Two Women in Kimonos is a remarkable work that showcases a delightful blend of Mochtar’s pictorial aesthetic with traditional Japanese methodologies and iconography. As seen in the piece, the artist delicately frames the two ladies by painting thick cerulean blue borders on either side of the figures. In doing so, he resultantly emphasises the verticality of the pictorial plane, and heightens the central white space of the canvas – a strategy very much inspired by the elongated compositions of figurative Japanese paintings and woodcut prints. His simple colour palette is also fascinating in this work: typically, Mochtar would coat his canvases in a multitude of bright colours, but in Two Women in Kimonos, he restricts himself to only four colours. This subdued palette of red, blue, black and white harkens to Japanese classical painting, where they form the main and dominant colours. Enthralled by Japanese culture and customs, Mochtar‘s meticulous attention to the shimada hairstyle – an identifiable feature of a geisha – and the kimono, is clearly visible in the piece. Through the series of black spherical ovals that form the geishas’ voluminous wig, and the crimson circular patterns intricately embellished on their traditional dresses, Mochtar implements the defining features of the geisha that he displays with utmost consideration. More than just embracing Japanese aesthetics and formal elements, the work is a celebration of the vibrancy of Japanese culture and heritage.

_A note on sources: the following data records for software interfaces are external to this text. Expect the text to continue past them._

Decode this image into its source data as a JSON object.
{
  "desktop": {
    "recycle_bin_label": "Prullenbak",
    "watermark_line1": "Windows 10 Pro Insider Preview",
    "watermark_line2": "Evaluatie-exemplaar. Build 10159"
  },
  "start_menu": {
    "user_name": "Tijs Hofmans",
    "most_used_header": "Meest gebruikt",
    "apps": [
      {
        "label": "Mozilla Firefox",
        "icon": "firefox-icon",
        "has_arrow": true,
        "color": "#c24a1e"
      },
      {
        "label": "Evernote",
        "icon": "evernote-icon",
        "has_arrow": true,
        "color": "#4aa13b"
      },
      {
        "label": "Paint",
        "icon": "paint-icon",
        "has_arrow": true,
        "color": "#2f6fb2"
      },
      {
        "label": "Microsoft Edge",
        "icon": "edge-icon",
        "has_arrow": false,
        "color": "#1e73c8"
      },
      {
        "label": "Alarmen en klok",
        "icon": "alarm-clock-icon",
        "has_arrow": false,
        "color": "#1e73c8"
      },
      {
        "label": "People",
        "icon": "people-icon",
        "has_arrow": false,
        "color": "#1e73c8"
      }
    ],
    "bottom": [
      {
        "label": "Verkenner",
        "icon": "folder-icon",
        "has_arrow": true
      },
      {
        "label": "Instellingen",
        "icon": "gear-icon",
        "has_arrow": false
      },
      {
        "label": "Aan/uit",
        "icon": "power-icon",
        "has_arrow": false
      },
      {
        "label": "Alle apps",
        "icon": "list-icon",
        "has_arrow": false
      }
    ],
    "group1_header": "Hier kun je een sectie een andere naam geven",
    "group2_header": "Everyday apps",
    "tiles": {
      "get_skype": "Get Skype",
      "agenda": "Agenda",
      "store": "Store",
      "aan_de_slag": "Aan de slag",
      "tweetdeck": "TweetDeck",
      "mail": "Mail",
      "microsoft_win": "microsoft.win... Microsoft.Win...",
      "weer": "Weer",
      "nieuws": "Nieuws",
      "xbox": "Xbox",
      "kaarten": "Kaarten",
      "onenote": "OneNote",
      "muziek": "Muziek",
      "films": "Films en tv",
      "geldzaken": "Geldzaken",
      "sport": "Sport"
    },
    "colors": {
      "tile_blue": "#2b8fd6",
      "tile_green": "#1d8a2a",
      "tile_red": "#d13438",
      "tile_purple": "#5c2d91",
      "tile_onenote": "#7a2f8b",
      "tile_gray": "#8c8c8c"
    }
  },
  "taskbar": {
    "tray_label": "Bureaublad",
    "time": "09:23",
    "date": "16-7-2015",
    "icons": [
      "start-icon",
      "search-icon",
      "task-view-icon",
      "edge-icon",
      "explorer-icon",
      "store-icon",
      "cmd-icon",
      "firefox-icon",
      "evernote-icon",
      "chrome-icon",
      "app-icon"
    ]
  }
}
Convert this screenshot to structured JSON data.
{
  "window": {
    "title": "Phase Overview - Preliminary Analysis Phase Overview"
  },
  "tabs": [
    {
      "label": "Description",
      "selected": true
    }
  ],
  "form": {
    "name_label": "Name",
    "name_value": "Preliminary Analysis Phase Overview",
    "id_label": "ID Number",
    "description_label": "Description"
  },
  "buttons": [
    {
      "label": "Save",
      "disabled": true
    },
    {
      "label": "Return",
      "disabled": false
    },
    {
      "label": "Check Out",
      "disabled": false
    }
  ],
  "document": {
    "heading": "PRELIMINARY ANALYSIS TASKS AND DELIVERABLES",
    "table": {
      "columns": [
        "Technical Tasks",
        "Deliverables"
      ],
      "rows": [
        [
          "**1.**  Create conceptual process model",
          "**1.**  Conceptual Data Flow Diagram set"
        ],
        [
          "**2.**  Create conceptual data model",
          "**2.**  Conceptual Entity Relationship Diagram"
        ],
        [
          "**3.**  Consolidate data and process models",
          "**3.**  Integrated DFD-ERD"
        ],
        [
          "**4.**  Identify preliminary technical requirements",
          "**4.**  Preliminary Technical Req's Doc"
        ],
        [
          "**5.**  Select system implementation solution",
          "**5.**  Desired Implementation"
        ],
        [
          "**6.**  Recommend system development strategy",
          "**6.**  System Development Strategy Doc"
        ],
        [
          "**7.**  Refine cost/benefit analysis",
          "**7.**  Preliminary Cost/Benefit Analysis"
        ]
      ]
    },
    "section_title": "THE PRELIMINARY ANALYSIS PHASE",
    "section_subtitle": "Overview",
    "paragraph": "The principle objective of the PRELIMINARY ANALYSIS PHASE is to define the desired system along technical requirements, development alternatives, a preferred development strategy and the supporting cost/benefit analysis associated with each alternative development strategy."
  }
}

An eloquent presentation of grandeur and beauty, Two Women in Kimonos is a representation of Mochtar’s versatility as an artist. The present piece captures much of that for which Mochtar has become celebrated: his distinct style of Cubism that remains experimental, as well as his love of ritual and fascination with custom. Like many artists from the Bandung School, Mochtar sought to develop his own distinctive Indonesian pictorial identity, and it is without a doubt that his time in Japan served as a great stimulus for him and his artistic practice. An exquisite painting of only five works from the time, and the only one to appear in the international auction market, Two Women in Kimonos is representative of But Mochtar’s artistic sojourns abroad and stands as a cornerstone of his oeuvre.